Erick Wilson began going to a YMCA sleep-away camp when he was 10. Now, he takes his 14-year-old daughter Ericka and his wife, too. Pictures of family memories from camp decorate their living room walls.

But the Wilsons may have attended the YMCA camp for the last time.

The YMCA of Greater New York announced Monday it is closing three camps upstate — Talcott, McAlister and Greenkill in Huguenot, Orange County — because of a $100 million revenue shortfall, a result of the pandemic.

What You Need To Know

  • The YMCA is selling its campgrounds for Greenkill, McAllister and Talcott after suffering a revenue loss of $100 million due to the pandemic

  • Erick Wilson has gone to camp since he was ten and now brings his daughter

  • The YMCA said in a statement, "This painful decision was not made lightly. We truly wish circumstances were different."
  • Wilson said the camp molded him into the man he is today
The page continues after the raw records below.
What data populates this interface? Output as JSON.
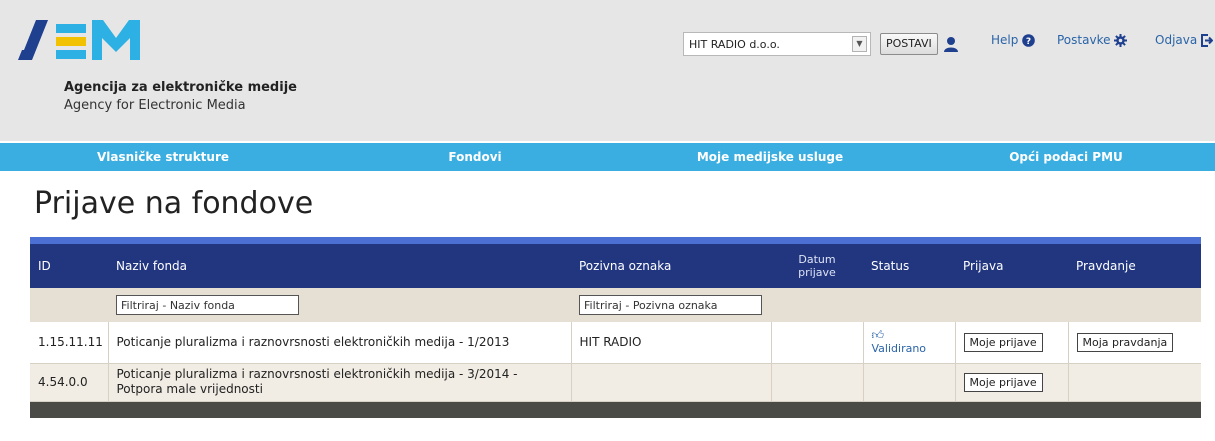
{
  "header": {
    "agency_name_hr": "Agencija za elektroničke medije",
    "agency_name_en": "Agency for Electronic Media",
    "company_select": {
      "selected": "HIT RADIO d.o.o."
    },
    "postavi_label": "POSTAVI",
    "links": {
      "help": "Help",
      "postavke": "Postavke",
      "odjava": "Odjava"
    }
  },
  "nav": {
    "items": [
      {
        "label": "Vlasničke strukture"
      },
      {
        "label": "Fondovi"
      },
      {
        "label": "Moje medijske usluge"
      },
      {
        "label": "Opći podaci PMU"
      }
    ]
  },
  "page": {
    "title": "Prijave na fondove"
  },
  "table": {
    "columns": [
      "ID",
      "Naziv fonda",
      "Pozivna oznaka",
      "Datum prijave",
      "Status",
      "Prijava",
      "Pravdanje"
    ],
    "filters": {
      "naziv_placeholder": "Filtriraj - Naziv fonda",
      "pozivna_placeholder": "Filtriraj - Pozivna oznaka"
    },
    "rows": [
      {
        "id": "1.15.11.11",
        "naziv": "Poticanje pluralizma i raznovrsnosti elektroničkih medija - 1/2013",
        "pozivna": "HIT RADIO",
        "datum": "",
        "status": "Validirano",
        "prijava": "Moje prijave",
        "pravdanje": "Moja pravdanja"
      },
      {
        "id": "4.54.0.0",
        "naziv": "Poticanje pluralizma i raznovrsnosti elektroničkih medija - 3/2014 - Potpora male vrijednosti",
        "pozivna": "",
        "datum": "",
        "status": "",
        "prijava": "Moje prijave",
        "pravdanje": ""
      }
    ]
  },
  "colors": {
    "nav_bg": "#3aaee0",
    "table_header": "#223680",
    "link": "#2a64a8",
    "logo_blue": "#1f3f8f",
    "logo_cyan": "#2db0e3",
    "logo_yellow": "#f2c200"
  }
}
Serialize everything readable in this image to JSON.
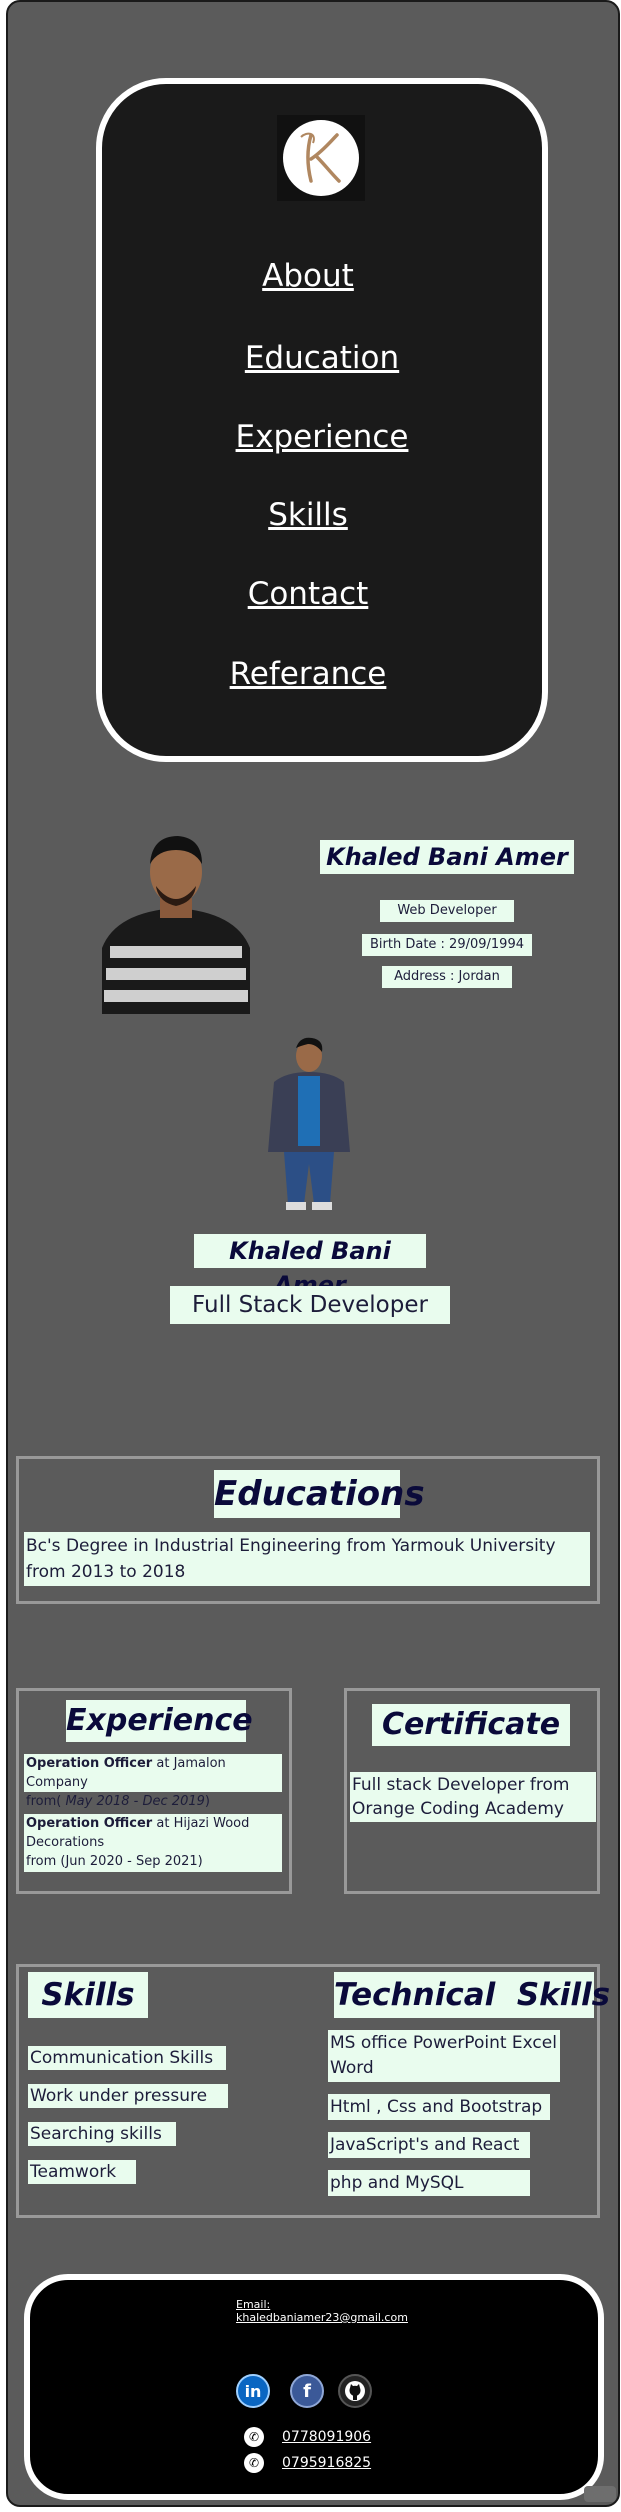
{
  "nav": {
    "items": [
      {
        "label": "About"
      },
      {
        "label": "Education"
      },
      {
        "label": "Experience"
      },
      {
        "label": "Skills"
      },
      {
        "label": "Contact"
      },
      {
        "label": "Referance"
      }
    ]
  },
  "profile": {
    "name": "Khaled Bani Amer",
    "title": "Web Developer",
    "birth": "Birth Date : 29/09/1994",
    "address": "Address : Jordan"
  },
  "hero": {
    "name": "Khaled Bani Amer",
    "role": "Full Stack Developer"
  },
  "education": {
    "heading": "Educations",
    "text": "Bc's Degree in Industrial Engineering from Yarmouk University from 2013 to 2018"
  },
  "experience": {
    "heading": "Experience",
    "jobs": [
      {
        "role": "Operation Officer",
        "company": " at Jamalon Company",
        "dates_prefix": "from(",
        "dates": " May 2018 - Dec 2019",
        "dates_suffix": ")"
      },
      {
        "role": "Operation Officer",
        "company": " at Hijazi Wood Decorations",
        "dates_prefix": "from (Jun 2020 - Sep 2021)",
        "dates": "",
        "dates_suffix": ""
      }
    ]
  },
  "certificate": {
    "heading": "Certificate",
    "text": "Full stack Developer from Orange Coding Academy"
  },
  "skills": {
    "heading": "Skills",
    "items": [
      "Communication Skills",
      "Work under pressure",
      "Searching skills",
      "Teamwork"
    ]
  },
  "technical": {
    "heading": "Technical  Skills",
    "items": [
      "MS office PowerPoint Excel Word",
      "Html , Css and Bootstrap",
      "JavaScript's and React",
      "php and MySQL"
    ]
  },
  "contact": {
    "email_label": "Email:",
    "email": "khaledbaniamer23@gmail.com",
    "phones": [
      "0778091906",
      "0795916825"
    ],
    "social": [
      {
        "icon": "linkedin-icon",
        "glyph": "in",
        "color": "#0a66c2"
      },
      {
        "icon": "facebook-icon",
        "glyph": "f",
        "color": "#3b5998"
      },
      {
        "icon": "github-icon",
        "glyph": "◉",
        "color": "#222222"
      }
    ]
  },
  "colors": {
    "page_bg": "#5b5b5b",
    "card_bg": "#1a1a1a",
    "label_bg": "#e9fcee",
    "heading_text": "#0a0a3a"
  }
}
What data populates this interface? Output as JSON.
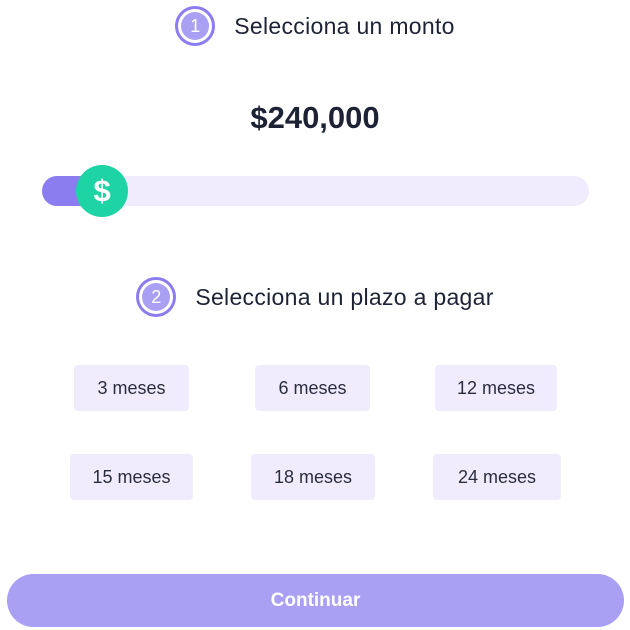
{
  "step1": {
    "number": "1",
    "title": "Selecciona un monto"
  },
  "amount": {
    "display": "$240,000",
    "slider_fraction": 0.11,
    "thumb_icon": "dollar-icon",
    "thumb_symbol": "$"
  },
  "step2": {
    "number": "2",
    "title": "Selecciona un plazo a pagar"
  },
  "terms": [
    "3 meses",
    "6 meses",
    "12 meses",
    "15 meses",
    "18 meses",
    "24 meses"
  ],
  "continue_label": "Continuar",
  "colors": {
    "accent": "#8b7cf0",
    "accent_light": "#a99ff3",
    "thumb": "#1ed3a4",
    "pill_bg": "#f1ecfd",
    "text": "#1e2235"
  }
}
"Camp is something that is super, super important to me from being a little kid and growing into a man and growing into being a dad, being able to take my daughter and to be able to make all of these creations,” Erick Wilson said, point to artwork he and his family have created over the years at the camp.

The camps provided an affordable summer getaway for generations of children, many of them Black and Hispanic, who otherwise would have been unable to leave the city. A separate Y program allows families like the Wilsons to attend camp together for long weekends. 

Now, camp alumni are trying to raise money through GoFundMe, and they've launched a petition drive on to stop the closure. 

The Y said in a statement, "This painful decision was not made lightly. We truly wish the circumstances were different."

The Wilsons have artwork and creations from camp all throughout their home and they say they are devastated at the thought that they may never go to camp ever again.

His daughter Ericka told us what it was like getting the news.

"I almost started crying on the spot. I didn't because I wasn't sure if I would be able to stop,” she said.

They hope the YMCA will reconsider.

"Camp taught me that there was more than beyond the city, there was nature out there, there were good, genuine people.  It's surreal. Like, I don't believe it. I can't believe they would take such a beautiful program that helps so many kids and so many people every year to come and recharge,” Erick Wilson said.

"There's got to be a way that we can save camp because this place is super special as far as molding and creating the kids of our future,” he added.